Coronavirus tracker: How many cases of Covid-19 are there in my area this week?
With coronavirus cases rising in some areas of England, keeping track of weekly infection figures is a good way of understanding how your area is faring.
Public Health England (PHE) records data on the number of infections each week in areas of between 5,000 and 15,000 people, and typically about 8,000.
The Cambridge Independent has taken this data and created a searchable database that enables you to enter the name of your area and find out if there have been three or more laboratory-confirmed cases of Covid-19 each week.
PHE suppresses the data if one or two cases are recorded. This means that in our table, the dots represent 0, 1 or 2 cases.
Place names listed are known as ‘middle super output areas’ (if you can’t find your town or city, try an area within it eg Arbury rather than Cambridge, Bedwell, rather than Stevenage).
The data covers from when the first confirmed cases were recorded in England, and the latest figures cover cases confirmed by July 26 and reported up to July 29.
For the total number of cases by local authority area, and the rate per 100,000 people, see the interactive maps below.
For the number of deaths in each local area, see our interactive map.
For more on cases throughout Cambridgeshire, see our dedicated story.
About pillar 1 and 2 test data
Data from both pillar 1 and pillar 2of the government testing programme are covered in this table.
Pillar 1 tests are those carried out by hospitals and councils and processed in Public Health England laboratories. Pillar 2 tests are those carried out at drive-through centres and via home-testing kits, which is then processed in commercial labs. This is important because some spikes in cases - such as the one that has affected Leicester - might only be visible through the pillar two testing data.

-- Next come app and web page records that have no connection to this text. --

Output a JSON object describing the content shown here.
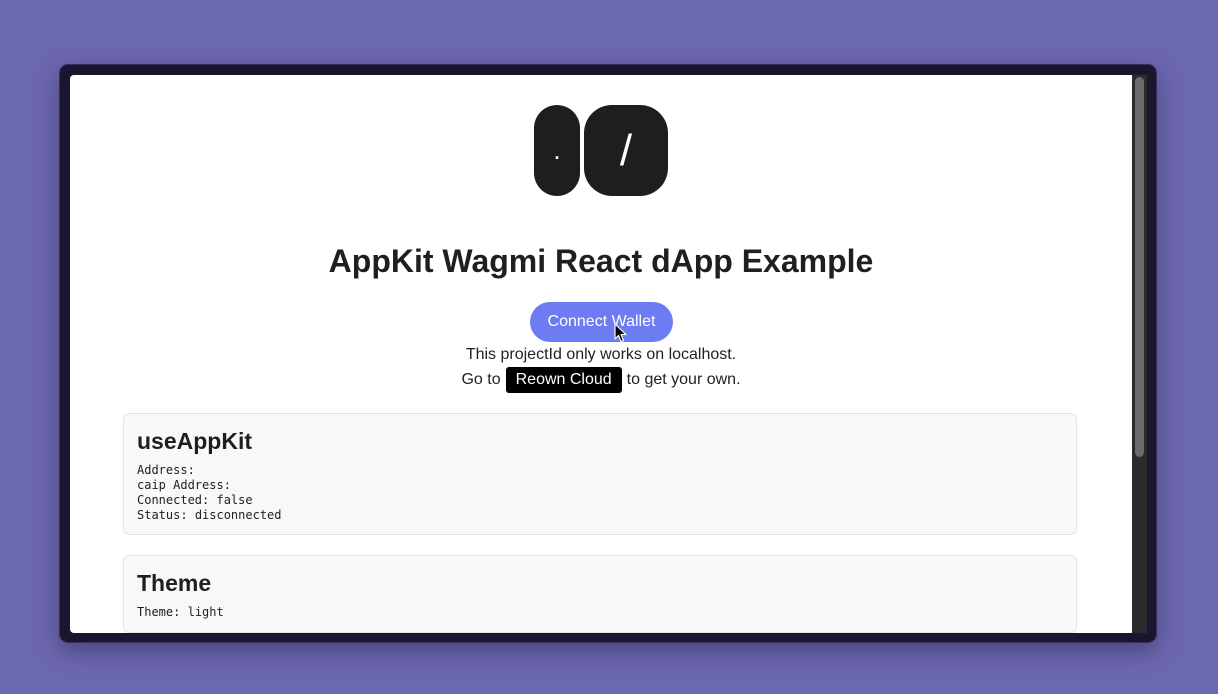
{
  "logo": {
    "left_glyph": ".",
    "right_glyph": "/"
  },
  "page": {
    "title": "AppKit Wagmi React dApp Example"
  },
  "connect": {
    "label": "Connect Wallet"
  },
  "notice": {
    "line1": "This projectId only works on localhost.",
    "go_to": "Go to",
    "link_label": "Reown Cloud",
    "suffix": "to get your own."
  },
  "appkit_card": {
    "title": "useAppKit",
    "address_label": "Address:",
    "address_value": "",
    "caip_label": "caip Address:",
    "caip_value": "",
    "connected_label": "Connected:",
    "connected_value": "false",
    "status_label": "Status:",
    "status_value": "disconnected"
  },
  "theme_card": {
    "title": "Theme",
    "theme_label": "Theme:",
    "theme_value": "light"
  },
  "colors": {
    "background": "#6c67b1",
    "button": "#6d7cf2",
    "logo": "#1e1e1e"
  }
}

Cumulative number of cases by local authority area
Hover over your area to find the total number of confirmed cases by single tier or district council area. The darker the shading the higher the numbers.

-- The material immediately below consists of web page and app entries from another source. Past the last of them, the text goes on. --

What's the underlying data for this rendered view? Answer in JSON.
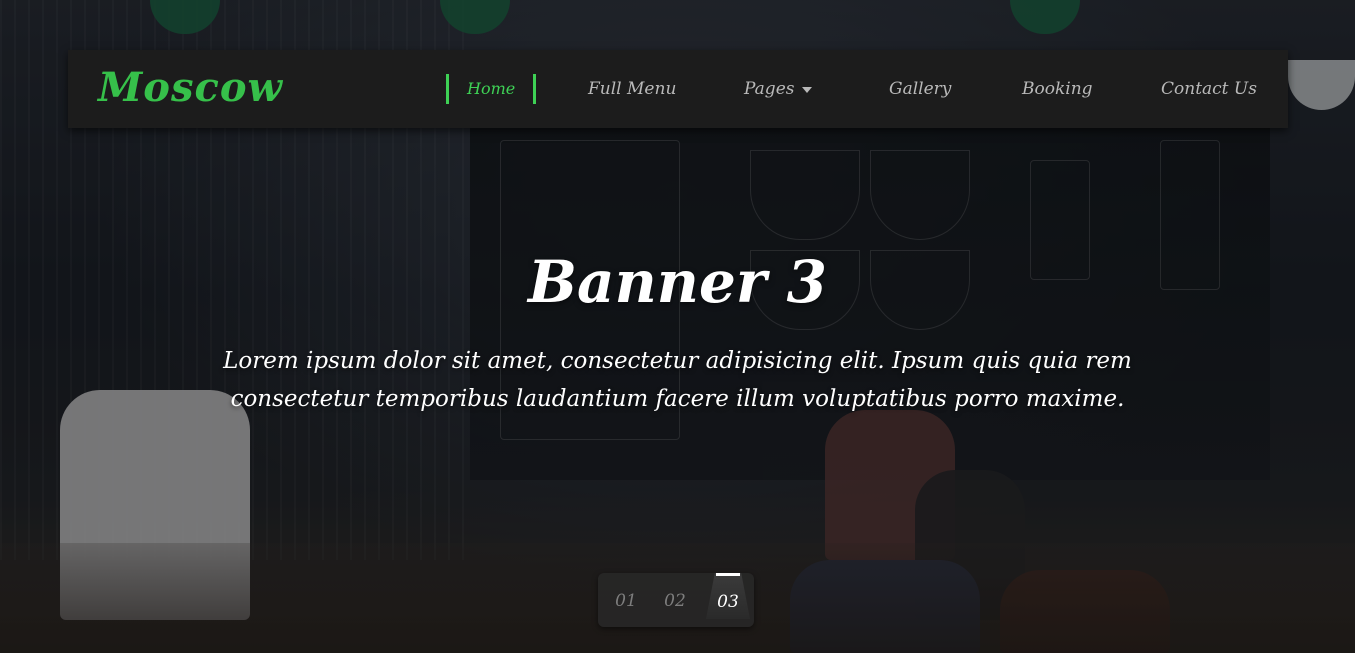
{
  "brand": {
    "name": "Moscow",
    "color": "#36c04a"
  },
  "nav": {
    "items": [
      {
        "label": "Home",
        "active": true
      },
      {
        "label": "Full Menu"
      },
      {
        "label": "Pages",
        "has_dropdown": true,
        "dropdown_icon": "caret-down-icon"
      },
      {
        "label": "Gallery"
      },
      {
        "label": "Booking"
      },
      {
        "label": "Contact Us"
      }
    ],
    "active_color": "#3ed155"
  },
  "hero": {
    "title": "Banner 3",
    "text": "Lorem ipsum dolor sit amet, consectetur adipisicing elit. Ipsum quis quia rem consectetur temporibus laudantium facere illum voluptatibus porro maxime."
  },
  "slider": {
    "pages": [
      "01",
      "02",
      "03"
    ],
    "active_index": 2
  }
}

Cumulative number of cases per 100,000 population
Hover over your area to see the infection rate in your area, expressed per 100,000 population. Darker areas represent higher proportions of cases.